In the UEFA Champions League this season, Manchester City have recovered the ball and initiated their sequences of play at an average of 47.2 metres from their own goal – the highest up the field of any team. Internazionale, meanwhile, are the team who have done so the closest to their own goal (38.4 metres), among sides who progressed from the group stage this term.
Jack Grealish has created 35 chances for Manchester City in this season’s UEFA Champions League, the most by an English player in a season that Opta has on record (2003-04 onwards) and most by any player since Dusan Tadic in 2018-19 for Ajax (37). Grealish has also carried the ball the furthest distance of any player (3,208m) – indeed, it is more than Inter’s top-two most prolific ball carriers combined (Nicolò Barella, 1,558m & Alessandro Bastoni, 1,228m, combined 2,786m).
Erling Haaland has scored 12 UEFA Champions League goals this season for Manchester City, the joint most by a player for an English club along with Ruud van Nistelrooy in 2002-03 for Man Utd. He’s failed to score in his last two appearances in the competition, never before going three consecutive games without a goal.

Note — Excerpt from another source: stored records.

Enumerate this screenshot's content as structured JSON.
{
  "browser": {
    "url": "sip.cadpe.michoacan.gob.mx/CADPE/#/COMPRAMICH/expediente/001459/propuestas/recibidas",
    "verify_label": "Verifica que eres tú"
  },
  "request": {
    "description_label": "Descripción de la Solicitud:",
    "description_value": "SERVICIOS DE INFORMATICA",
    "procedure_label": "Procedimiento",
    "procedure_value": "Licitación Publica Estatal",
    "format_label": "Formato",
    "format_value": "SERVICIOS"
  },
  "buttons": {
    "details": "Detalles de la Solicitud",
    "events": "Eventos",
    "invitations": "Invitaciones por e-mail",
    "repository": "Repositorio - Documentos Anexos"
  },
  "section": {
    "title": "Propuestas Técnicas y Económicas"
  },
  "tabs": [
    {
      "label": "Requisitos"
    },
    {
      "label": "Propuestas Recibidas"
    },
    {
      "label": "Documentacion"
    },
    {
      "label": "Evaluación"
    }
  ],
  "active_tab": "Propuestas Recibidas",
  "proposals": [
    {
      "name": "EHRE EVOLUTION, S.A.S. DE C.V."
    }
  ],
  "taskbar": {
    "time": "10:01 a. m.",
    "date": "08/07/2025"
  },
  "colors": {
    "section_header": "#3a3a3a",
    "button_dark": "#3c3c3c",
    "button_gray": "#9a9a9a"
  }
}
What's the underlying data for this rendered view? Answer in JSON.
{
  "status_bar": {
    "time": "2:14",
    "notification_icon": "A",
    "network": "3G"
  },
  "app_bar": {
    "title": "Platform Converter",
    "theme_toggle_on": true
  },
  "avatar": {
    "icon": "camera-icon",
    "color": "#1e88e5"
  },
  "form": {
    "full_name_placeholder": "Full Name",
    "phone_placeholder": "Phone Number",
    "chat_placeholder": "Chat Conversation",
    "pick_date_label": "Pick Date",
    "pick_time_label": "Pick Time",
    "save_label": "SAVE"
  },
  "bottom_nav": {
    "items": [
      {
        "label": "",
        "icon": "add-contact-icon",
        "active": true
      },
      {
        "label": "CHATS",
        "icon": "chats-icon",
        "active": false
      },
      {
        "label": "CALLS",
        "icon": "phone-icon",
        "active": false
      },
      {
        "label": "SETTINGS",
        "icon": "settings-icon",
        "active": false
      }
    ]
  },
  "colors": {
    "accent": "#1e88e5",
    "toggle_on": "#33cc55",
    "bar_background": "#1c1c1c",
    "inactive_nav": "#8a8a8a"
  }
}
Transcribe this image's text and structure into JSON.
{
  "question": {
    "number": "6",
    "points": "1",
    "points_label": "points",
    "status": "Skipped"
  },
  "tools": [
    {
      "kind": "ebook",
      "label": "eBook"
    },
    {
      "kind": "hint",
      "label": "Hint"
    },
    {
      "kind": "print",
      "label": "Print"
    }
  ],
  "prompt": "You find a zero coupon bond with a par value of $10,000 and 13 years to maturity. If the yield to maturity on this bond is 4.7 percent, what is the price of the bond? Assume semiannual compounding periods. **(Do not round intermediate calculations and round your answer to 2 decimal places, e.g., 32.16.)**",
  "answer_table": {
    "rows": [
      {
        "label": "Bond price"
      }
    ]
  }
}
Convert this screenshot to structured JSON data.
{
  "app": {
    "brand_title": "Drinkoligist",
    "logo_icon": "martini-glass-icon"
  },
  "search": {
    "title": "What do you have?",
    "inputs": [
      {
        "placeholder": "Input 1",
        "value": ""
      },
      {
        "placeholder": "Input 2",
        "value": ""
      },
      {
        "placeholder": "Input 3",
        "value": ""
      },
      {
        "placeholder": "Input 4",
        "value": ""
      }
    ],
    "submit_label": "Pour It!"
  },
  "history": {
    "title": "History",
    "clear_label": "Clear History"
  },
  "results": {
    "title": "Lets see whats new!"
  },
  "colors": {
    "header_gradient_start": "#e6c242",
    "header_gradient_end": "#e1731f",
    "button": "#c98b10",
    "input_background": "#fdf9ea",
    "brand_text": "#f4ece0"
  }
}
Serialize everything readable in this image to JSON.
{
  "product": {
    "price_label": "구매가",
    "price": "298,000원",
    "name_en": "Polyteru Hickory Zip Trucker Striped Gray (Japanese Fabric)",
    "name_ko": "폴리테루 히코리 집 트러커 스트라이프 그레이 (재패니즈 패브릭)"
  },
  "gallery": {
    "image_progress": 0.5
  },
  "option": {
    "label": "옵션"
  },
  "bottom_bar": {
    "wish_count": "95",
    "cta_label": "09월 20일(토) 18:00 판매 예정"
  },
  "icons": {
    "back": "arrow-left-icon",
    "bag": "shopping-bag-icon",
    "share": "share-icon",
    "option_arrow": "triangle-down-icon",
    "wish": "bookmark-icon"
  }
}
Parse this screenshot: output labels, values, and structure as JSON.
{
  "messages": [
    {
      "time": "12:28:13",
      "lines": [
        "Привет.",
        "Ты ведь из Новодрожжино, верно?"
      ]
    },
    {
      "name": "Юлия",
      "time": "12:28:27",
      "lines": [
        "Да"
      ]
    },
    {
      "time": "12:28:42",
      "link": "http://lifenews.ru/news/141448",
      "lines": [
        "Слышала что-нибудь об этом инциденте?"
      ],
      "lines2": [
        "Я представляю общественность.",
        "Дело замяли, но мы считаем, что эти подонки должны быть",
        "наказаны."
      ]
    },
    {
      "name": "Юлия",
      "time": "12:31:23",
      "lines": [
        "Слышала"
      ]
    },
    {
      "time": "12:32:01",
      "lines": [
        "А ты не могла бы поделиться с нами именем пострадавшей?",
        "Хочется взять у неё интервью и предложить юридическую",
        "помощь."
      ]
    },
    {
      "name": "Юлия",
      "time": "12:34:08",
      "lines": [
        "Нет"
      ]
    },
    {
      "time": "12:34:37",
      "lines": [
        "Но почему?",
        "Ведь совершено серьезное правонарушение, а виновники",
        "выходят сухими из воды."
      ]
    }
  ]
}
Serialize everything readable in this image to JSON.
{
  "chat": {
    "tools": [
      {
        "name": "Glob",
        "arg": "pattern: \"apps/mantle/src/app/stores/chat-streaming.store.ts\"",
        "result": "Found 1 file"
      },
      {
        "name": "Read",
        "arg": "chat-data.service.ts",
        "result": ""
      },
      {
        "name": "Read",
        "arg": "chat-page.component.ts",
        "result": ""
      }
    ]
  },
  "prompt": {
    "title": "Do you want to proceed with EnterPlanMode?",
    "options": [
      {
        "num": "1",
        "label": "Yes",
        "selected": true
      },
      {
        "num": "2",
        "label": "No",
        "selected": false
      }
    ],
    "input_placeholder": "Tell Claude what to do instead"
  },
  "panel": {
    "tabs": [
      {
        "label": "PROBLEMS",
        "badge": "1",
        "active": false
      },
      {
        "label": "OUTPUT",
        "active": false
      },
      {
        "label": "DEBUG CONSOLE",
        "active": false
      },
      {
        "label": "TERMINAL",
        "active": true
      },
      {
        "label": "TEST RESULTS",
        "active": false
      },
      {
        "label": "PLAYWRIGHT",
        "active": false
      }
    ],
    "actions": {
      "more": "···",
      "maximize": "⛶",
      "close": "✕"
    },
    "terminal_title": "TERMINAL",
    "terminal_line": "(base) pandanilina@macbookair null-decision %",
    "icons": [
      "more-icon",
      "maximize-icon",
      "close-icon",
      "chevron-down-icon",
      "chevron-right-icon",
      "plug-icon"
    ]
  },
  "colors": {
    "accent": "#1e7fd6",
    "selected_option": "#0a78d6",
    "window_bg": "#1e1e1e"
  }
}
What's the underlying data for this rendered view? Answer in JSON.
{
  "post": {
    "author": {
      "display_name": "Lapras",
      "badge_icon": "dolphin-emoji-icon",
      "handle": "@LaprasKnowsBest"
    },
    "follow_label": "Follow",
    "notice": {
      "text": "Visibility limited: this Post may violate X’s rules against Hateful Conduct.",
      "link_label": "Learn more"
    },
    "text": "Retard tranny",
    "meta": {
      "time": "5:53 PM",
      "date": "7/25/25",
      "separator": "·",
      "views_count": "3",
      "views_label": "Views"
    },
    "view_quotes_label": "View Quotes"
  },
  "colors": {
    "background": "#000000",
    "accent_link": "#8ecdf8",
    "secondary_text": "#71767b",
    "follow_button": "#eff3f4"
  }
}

The last Norwegian to score in a Champions League final was Ole Gunnar Solskjær in the 1999 final for Manchester United.
Despite only playing 144 minutes and not starting a single game in the UEFA Champions League this season, Romelu Lukaku is the only Inter player to have either scored or assisted in every round they've featured in (goal in group stage, goal in round of 16, goal in quarter-final, assist in semi-final). The only player to start a Champions League final having not started a game prior to that in the season was Ryan Bertrand in 2012 for Chelsea.
Based on the quality of shots on target faced, Internazionale’s André Onana has prevented the most goals of any goalkeeper in the UEFA Champions League this season (7.8 – nine conceded from 16.8 xG on target). Indeed, he could equal the record for most clean sheets by a goalkeeper in a single UEFA Champions League campaign (currently on eight), which was most recently achieved by Édouard Mendy in 2020-21 (9).
Having won the World Cup with Argentina in December, either Manchester City's Julián Álvarez or Inter's Lautaro Martínez could become the 10th player to win the World Cup and the European Cup in the same season having featured in both finals. The only previous players to have done so in the 21st century are Roberto Carlos (2002 with Brazil and Real Madrid) and Raphaël Varane (2018 with France and Real Madrid).